# [Your instructions]
Could you return every record below exactly as it is written?

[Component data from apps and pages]
▶
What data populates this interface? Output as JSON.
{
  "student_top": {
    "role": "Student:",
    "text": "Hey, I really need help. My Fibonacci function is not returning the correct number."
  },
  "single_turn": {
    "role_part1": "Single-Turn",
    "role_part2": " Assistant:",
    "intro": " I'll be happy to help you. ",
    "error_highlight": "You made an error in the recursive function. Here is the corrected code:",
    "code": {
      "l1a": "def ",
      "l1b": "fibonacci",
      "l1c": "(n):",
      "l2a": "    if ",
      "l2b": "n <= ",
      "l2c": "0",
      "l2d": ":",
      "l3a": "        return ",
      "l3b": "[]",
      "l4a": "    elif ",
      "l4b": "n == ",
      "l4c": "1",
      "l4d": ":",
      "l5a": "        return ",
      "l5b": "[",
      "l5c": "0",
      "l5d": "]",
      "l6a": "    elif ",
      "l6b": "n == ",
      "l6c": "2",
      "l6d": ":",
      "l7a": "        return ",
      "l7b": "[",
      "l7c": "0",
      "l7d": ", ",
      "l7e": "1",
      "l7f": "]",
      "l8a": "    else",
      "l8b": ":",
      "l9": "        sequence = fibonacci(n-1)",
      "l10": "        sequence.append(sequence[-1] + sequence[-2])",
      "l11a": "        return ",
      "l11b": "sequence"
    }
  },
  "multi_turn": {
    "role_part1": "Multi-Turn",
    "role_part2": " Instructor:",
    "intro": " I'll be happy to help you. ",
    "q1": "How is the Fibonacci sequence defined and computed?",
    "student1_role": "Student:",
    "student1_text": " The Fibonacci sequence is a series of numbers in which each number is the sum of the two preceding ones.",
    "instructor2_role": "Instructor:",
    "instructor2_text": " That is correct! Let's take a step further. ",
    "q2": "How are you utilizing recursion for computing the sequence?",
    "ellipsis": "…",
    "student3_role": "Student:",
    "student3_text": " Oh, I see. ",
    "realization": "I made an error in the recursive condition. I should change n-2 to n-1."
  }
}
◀
# [Exercise output]
What data populates this interface? Output as JSON.
{
  "student_top": {
    "role": "Student:",
    "text": "Hey, I really need help. My Fibonacci function is not returning the correct number."
  },
  "single_turn": {
    "role_part1": "Single-Turn",
    "role_part2": " Assistant:",
    "intro": " I'll be happy to help you. ",
    "error_highlight": "You made an error in the recursive function. Here is the corrected code:",
    "code": {
      "l1a": "def ",
      "l1b": "fibonacci",
      "l1c": "(n):",
      "l2a": "    if ",
      "l2b": "n <= ",
      "l2c": "0",
      "l2d": ":",
      "l3a": "        return ",
      "l3b": "[]",
      "l4a": "    elif ",
      "l4b": "n == ",
      "l4c": "1",
      "l4d": ":",
      "l5a": "        return ",
      "l5b": "[",
      "l5c": "0",
      "l5d": "]",
      "l6a": "    elif ",
      "l6b": "n == ",
      "l6c": "2",
      "l6d": ":",
      "l7a": "        return ",
      "l7b": "[",
      "l7c": "0",
      "l7d": ", ",
      "l7e": "1",
      "l7f": "]",
      "l8a": "    else",
      "l8b": ":",
      "l9": "        sequence = fibonacci(n-1)",
      "l10": "        sequence.append(sequence[-1] + sequence[-2])",
      "l11a": "        return ",
      "l11b": "sequence"
    }
  },
  "multi_turn": {
    "role_part1": "Multi-Turn",
    "role_part2": " Instructor:",
    "intro": " I'll be happy to help you. ",
    "q1": "How is the Fibonacci sequence defined and computed?",
    "student1_role": "Student:",
    "student1_text": " The Fibonacci sequence is a series of numbers in which each number is the sum of the two preceding ones.",
    "instructor2_role": "Instructor:",
    "instructor2_text": " That is correct! Let's take a step further. ",
    "q2": "How are you utilizing recursion for computing the sequence?",
    "ellipsis": "…",
    "student3_role": "Student:",
    "student3_text": " Oh, I see. ",
    "realization": "I made an error in the recursive condition. I should change n-2 to n-1."
  }
}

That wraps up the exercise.